The summer before my 6th grade year I had some chore money saved up(probably some raking for my dad) and my mom took me to Big Wheel, which was a retail store in town where you could pretty much buy anything(precursor to Walmart.) They had a pretty decent collection of cassettes so I snagged up High Voltage by AC/DC and by the time we were 20 seconds into the drive home and “It’s A Long Way To The Top(If You Wanna Rock ‘n Roll)” I thought I’d heard everything I’d ever need to hear in terms of guitar music(in some ways, that statement is still very true.) That staccato rhythm Malcolm Young built that song on was like the Pyramids of rock and roll, where hard rock built its civilization upon. Of course everything else about that song was amazing, but for a fledgling, wannabe guitar player it was as if the curtain had been lifted and I was shown that a simple flick of the wrist and just the right amount of volume from a Marshall plexi head could blow minds.
In that summer of 1986 I quickly amassed a collection of cassettes from AC/DC that covered ’74 Jailbreak up to Who Made Who. By the time I’d gotten my first guitar at the end of that summer I was already learning “Dirty Deeds Done Dirt Cheap”, “Ride On”, and “Hells Bells” thanks to the AC/DC songbook that came home with me. Malcolm Young made playing rhythm guitar seem deceptively simple, yet he had a very deft touch that would take a few more years to somewhat crack(though I never really cracked it.) Everyone talked about Angus and his schoolboy uniform, his stage antics, and yes his raw, bluesy lead playing. His sound was perfect after all. It was electric, buzzing, and always on point. But when you get older and you can look back on those old AC/DC records you see and hear the true secret ingredient to those albums was Malcolm Young’s rhythm playing. He laid a solid foundation, along with Cliff Williams and Phil Rudd, on which Angus could bewitch us with his SG wizardry.
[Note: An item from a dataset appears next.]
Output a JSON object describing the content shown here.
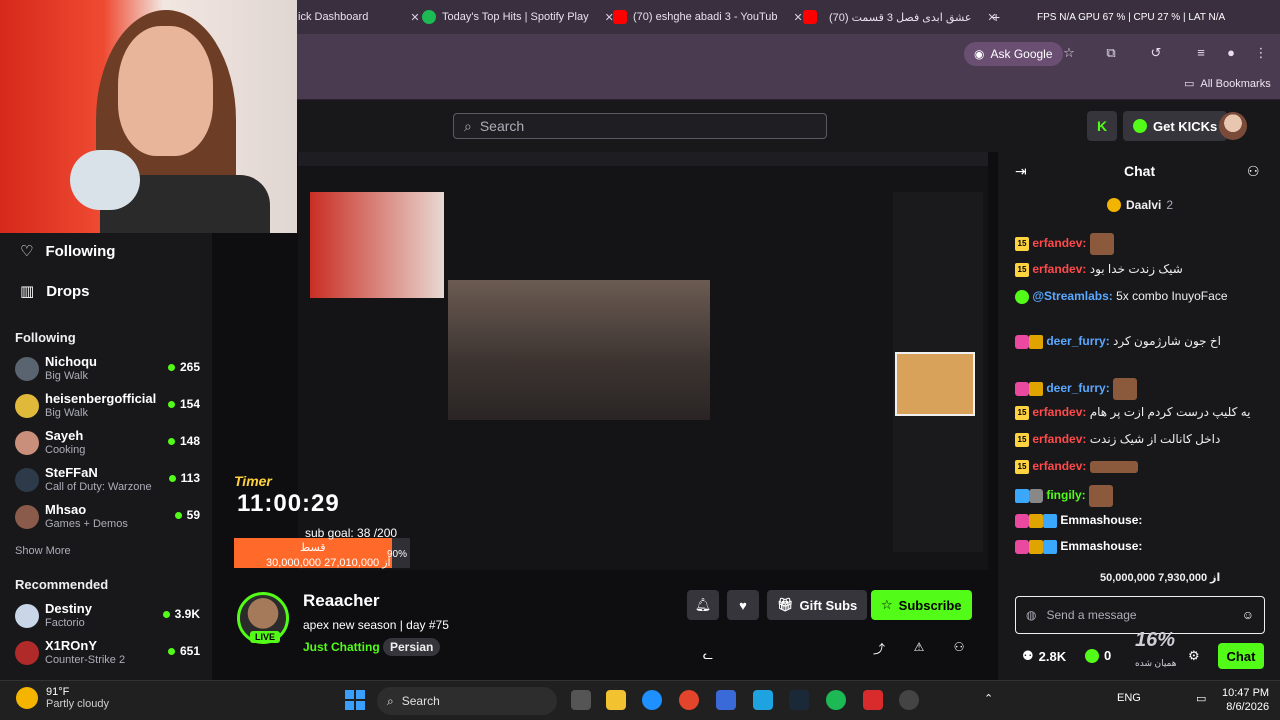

I can’t imagine anyone else playing “Kicked In The Teeth”, “Dog Eat Dog”, “You Shook Me All Night Long”, “Beating Around The Bush”, “TNT”, “Who Made Who”, “Highway To Hell”, “Back In Black”, “Gone Shootin”, “Shake Your Foundations”, “Bedlam In Belgium”, or ANY other AC/DC tracks with the same amount of restrained, simple dexterity and spot-on timing than Malcolm Young. He, along with legends like Eddie Cochran, Chuck Berry, Chet Atkins, James Burton, and Jerry Reed elevated the rhythm guitarist into as vital a role in rock and roll as the front man. Malcolm turned being a rock and roll rhythm player into an art form.
Malcolm Young died today. He was 64 years old. It’s a long way to the top if you wanna rock and roll, but Malcolm Young made it. He even added a few floors above it.